[App and web page records]
•••

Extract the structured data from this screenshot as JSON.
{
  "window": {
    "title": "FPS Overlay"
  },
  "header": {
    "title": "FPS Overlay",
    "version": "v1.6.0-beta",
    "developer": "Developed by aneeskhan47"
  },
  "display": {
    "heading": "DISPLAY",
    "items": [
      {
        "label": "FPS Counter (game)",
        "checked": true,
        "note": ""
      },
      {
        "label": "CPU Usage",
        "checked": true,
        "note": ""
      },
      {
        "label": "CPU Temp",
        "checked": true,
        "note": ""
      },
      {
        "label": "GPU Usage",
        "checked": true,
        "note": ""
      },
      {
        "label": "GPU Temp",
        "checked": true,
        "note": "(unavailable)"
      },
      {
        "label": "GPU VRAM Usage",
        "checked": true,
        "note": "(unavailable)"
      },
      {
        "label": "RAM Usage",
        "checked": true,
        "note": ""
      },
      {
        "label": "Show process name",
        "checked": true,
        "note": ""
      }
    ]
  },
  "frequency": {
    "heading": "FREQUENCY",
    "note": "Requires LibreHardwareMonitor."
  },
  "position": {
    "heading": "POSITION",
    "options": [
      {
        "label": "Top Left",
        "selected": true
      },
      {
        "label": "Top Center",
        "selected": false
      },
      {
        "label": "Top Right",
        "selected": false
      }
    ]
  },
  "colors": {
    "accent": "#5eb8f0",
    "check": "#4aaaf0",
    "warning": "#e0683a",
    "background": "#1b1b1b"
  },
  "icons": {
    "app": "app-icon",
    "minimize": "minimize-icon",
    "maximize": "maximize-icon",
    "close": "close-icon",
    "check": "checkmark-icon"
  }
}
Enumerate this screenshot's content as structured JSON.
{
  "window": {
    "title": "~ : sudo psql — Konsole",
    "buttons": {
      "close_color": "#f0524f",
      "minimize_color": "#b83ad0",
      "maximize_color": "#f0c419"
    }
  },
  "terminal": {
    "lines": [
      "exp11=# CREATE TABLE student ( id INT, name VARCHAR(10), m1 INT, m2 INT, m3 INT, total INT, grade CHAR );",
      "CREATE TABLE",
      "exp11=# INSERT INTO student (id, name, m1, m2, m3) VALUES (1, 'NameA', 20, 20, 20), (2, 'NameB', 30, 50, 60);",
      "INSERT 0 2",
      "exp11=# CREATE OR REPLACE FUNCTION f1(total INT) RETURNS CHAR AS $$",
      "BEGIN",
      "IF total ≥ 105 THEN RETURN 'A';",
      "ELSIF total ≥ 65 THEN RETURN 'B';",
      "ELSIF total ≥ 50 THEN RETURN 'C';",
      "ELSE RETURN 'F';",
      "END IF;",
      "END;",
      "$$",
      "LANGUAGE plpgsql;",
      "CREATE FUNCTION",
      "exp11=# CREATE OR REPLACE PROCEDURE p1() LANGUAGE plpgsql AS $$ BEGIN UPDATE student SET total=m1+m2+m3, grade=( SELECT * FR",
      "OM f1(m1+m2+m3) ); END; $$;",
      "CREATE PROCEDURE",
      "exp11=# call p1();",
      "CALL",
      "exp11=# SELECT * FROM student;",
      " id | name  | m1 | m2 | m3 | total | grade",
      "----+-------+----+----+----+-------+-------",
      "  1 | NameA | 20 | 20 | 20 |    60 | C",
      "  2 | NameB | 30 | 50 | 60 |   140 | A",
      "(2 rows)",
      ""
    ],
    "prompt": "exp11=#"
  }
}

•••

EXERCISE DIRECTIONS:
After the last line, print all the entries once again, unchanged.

RESPONSE:
Extract the structured data from this screenshot as JSON.
{
  "window": {
    "title": "FPS Overlay"
  },
  "header": {
    "title": "FPS Overlay",
    "version": "v1.6.0-beta",
    "developer": "Developed by aneeskhan47"
  },
  "display": {
    "heading": "DISPLAY",
    "items": [
      {
        "label": "FPS Counter (game)",
        "checked": true,
        "note": ""
      },
      {
        "label": "CPU Usage",
        "checked": true,
        "note": ""
      },
      {
        "label": "CPU Temp",
        "checked": true,
        "note": ""
      },
      {
        "label": "GPU Usage",
        "checked": true,
        "note": ""
      },
      {
        "label": "GPU Temp",
        "checked": true,
        "note": "(unavailable)"
      },
      {
        "label": "GPU VRAM Usage",
        "checked": true,
        "note": "(unavailable)"
      },
      {
        "label": "RAM Usage",
        "checked": true,
        "note": ""
      },
      {
        "label": "Show process name",
        "checked": true,
        "note": ""
      }
    ]
  },
  "frequency": {
    "heading": "FREQUENCY",
    "note": "Requires LibreHardwareMonitor."
  },
  "position": {
    "heading": "POSITION",
    "options": [
      {
        "label": "Top Left",
        "selected": true
      },
      {
        "label": "Top Center",
        "selected": false
      },
      {
        "label": "Top Right",
        "selected": false
      }
    ]
  },
  "colors": {
    "accent": "#5eb8f0",
    "check": "#4aaaf0",
    "warning": "#e0683a",
    "background": "#1b1b1b"
  },
  "icons": {
    "app": "app-icon",
    "minimize": "minimize-icon",
    "maximize": "maximize-icon",
    "close": "close-icon",
    "check": "checkmark-icon"
  }
}
Enumerate this screenshot's content as structured JSON.
{
  "window": {
    "title": "~ : sudo psql — Konsole",
    "buttons": {
      "close_color": "#f0524f",
      "minimize_color": "#b83ad0",
      "maximize_color": "#f0c419"
    }
  },
  "terminal": {
    "lines": [
      "exp11=# CREATE TABLE student ( id INT, name VARCHAR(10), m1 INT, m2 INT, m3 INT, total INT, grade CHAR );",
      "CREATE TABLE",
      "exp11=# INSERT INTO student (id, name, m1, m2, m3) VALUES (1, 'NameA', 20, 20, 20), (2, 'NameB', 30, 50, 60);",
      "INSERT 0 2",
      "exp11=# CREATE OR REPLACE FUNCTION f1(total INT) RETURNS CHAR AS $$",
      "BEGIN",
      "IF total ≥ 105 THEN RETURN 'A';",
      "ELSIF total ≥ 65 THEN RETURN 'B';",
      "ELSIF total ≥ 50 THEN RETURN 'C';",
      "ELSE RETURN 'F';",
      "END IF;",
      "END;",
      "$$",
      "LANGUAGE plpgsql;",
      "CREATE FUNCTION",
      "exp11=# CREATE OR REPLACE PROCEDURE p1() LANGUAGE plpgsql AS $$ BEGIN UPDATE student SET total=m1+m2+m3, grade=( SELECT * FR",
      "OM f1(m1+m2+m3) ); END; $$;",
      "CREATE PROCEDURE",
      "exp11=# call p1();",
      "CALL",
      "exp11=# SELECT * FROM student;",
      " id | name  | m1 | m2 | m3 | total | grade",
      "----+-------+----+----+----+-------+-------",
      "  1 | NameA | 20 | 20 | 20 |    60 | C",
      "  2 | NameB | 30 | 50 | 60 |   140 | A",
      "(2 rows)",
      ""
    ],
    "prompt": "exp11=#"
  }
}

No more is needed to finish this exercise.